Bank of England accused of ‘missing significant green recovery opportunity’

Greenpeace and other climate campaigners have accused the Bank of England of backsliding on its green finance commitments and are calling on it to stop providing extensive support to high-carbon sectors as part of its Covid-19 recovery process.

Bank of England accused of ‘missing significant green recovery opportunity’

The bank doubled its corporate bond programme in response to Covid-19. Image: George Rex

The Bank has, like many financial institutions, faced mounting pressure from environmentalists for some time. When it released its Monetary Policy Report and Financial Stability Report on Thursday (6 August), campaigners took fresh aim at the bank.

The reports confirm that the Bank has been offering – and will continue to offer – support packages to large companies without environmental conditions. They also make no direct reference to climate change. This is misaligned with what Bank of England governor Andrew Bailey promised the Government earlier this year. He told MPs that the Bank would strive to prioritise low-carbon finance and to align its bond-buying programme with the Paris Agreement.

A recent analysis by the New Economics Foundation concluded that the Bank’s Corporate Bond Purchase Programme has invested £11.4bn of its total £20bn in energy-intensive and high-emitting sectors, such as fossil fuels and transport. Pre-pandemic, the Programme stood at £10bn. It was doubled in a bid to help the economy cover after the biggest contraction in modern history.

The Bank of England’s has admitted that its current Bond Purchase Programme approach has resulted in a portfolio which is misaligned with the Paris Agreement. Its 2020 climate-related financial disclosure report concludes that the Bank’s activities are consistent with a 3.5C trajectory.

Regarding the Corporate Bond Purchase Programme specifically, the Bank said its processes and remit were developed to “help the economy recover and keep the financial system safe and stable” which, in turn, “promotes the good of the people of the UK”.

But green groups argue that delivering on these aims would require the Bank to align with the UK’s long-term climate target – net-zero by 2050 – at a bare minimum. The Bank should keep the volume of purchasable bonds level but ensure that the majority go to low-carbon businesses and sectors, the New Economics Foundation, Greenpeace, Positive Money and fundourfuture UK are urging.

These groups are keen to highlight not only the moral and environmental imperative of taking such action, but the economic benefit it could bring. Greenpeace claims that the highest-carbon sectors in the UK only account for 13.8% of employment and 19% of gross added value. Analysis by McKinsey has, similarly, shown that $10m of investment in fossil fuels would create just 27 jobs, compared to 77 and 75 respectively for the same level of investment in energy efficiency and renewable energy.

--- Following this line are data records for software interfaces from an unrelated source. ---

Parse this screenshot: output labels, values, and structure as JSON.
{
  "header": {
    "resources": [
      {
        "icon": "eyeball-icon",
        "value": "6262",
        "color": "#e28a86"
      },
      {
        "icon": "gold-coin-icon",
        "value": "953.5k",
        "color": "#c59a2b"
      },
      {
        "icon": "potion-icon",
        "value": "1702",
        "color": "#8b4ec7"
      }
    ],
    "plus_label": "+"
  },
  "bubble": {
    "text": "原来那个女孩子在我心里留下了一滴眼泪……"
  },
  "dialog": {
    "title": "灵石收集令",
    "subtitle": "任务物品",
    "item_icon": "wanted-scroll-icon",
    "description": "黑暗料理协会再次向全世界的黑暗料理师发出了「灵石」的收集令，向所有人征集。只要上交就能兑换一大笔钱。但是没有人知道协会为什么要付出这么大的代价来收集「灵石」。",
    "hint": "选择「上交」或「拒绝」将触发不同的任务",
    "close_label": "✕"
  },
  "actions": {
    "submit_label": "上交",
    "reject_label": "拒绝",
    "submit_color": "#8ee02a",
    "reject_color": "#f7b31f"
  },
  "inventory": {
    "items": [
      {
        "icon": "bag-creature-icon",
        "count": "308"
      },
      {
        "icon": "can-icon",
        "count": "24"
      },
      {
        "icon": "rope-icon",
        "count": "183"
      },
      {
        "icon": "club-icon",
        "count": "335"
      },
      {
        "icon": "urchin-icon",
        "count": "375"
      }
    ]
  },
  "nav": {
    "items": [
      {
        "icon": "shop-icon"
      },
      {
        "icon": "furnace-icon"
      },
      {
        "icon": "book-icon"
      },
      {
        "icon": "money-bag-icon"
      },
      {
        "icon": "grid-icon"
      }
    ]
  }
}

“The Bank of England is missing a significant opportunity to propel investments that are supportive of a green recovery,” said New Economics Foundation senior economist Frank Van Lerven.

“In fact, the structural carbon bias in the Bank’s corporate quantitative earing programme may lower the cost of borrowing and encourage the most carbon-intensive firms to issue more debt. Consequently, corporate quantitative easing contravenes the UK government’s own environmental goals. But more to the point, it is actively exacerbating climate-related financial risks – and is inconsistent with the high prudential standards to which the Bank holds other financial institutions to account.”

Van Lerven is referring here to the Bank’s strong stance on climate-related disclosures in line with TCFD recommendations, and to its climate ‘stress tests’, which it will begin applying to large banks and insurers in 2021.

Looming legal action

The question of whether the actions of Government and of businesses will bring about a truly ‘green’ national recovery from Covid-19 has been looming large since lockdown measures were first imposed in the UK in March.

Given that less than £6bn of the Treasury’s £160m recovery plan has been directly allocated to low-carbon projects to date, green groups broadly feel that the answer is “not yet”. A swathe of new supports are due to be announced in the second half of 2020, which will contain the Autumn Statement; the publication of the Heat, Buildings and National Infrastructure Strategies, alongside the Energy White Paper; the launch of the Department for Transport’s net-zero roadmap; and, potentially, the creation of a major reskilling initiative designed to help those made redundant get back to work in the renewable energy and energy efficiency sectors.

For now, though, the Government and the Bank of England are facing legal action over their recovery plans. Plan B has dubbed the existing approach incompatible with the UK’s long-term climate targets and argued that it creates “a new deal for polluters”.

Have your say in edie’s Great Green Recovery Survey 

If you work in CSR, sustainability or energy and want to anonymously have your say on the global green recovery movement, you’re encouraged to take edie’s new reader survey.

The 20-question survey takes just a few minutes to complete and will provide a snapshot of how the economic, social and logistical impacts of coronavirus are affecting sustainable business – and whether professionals believe green recovery plans are up to standard. 

Take the survey here.

Sarah George

Action inspires action. Stay ahead of the curve with sustainability and energy newsletters from edie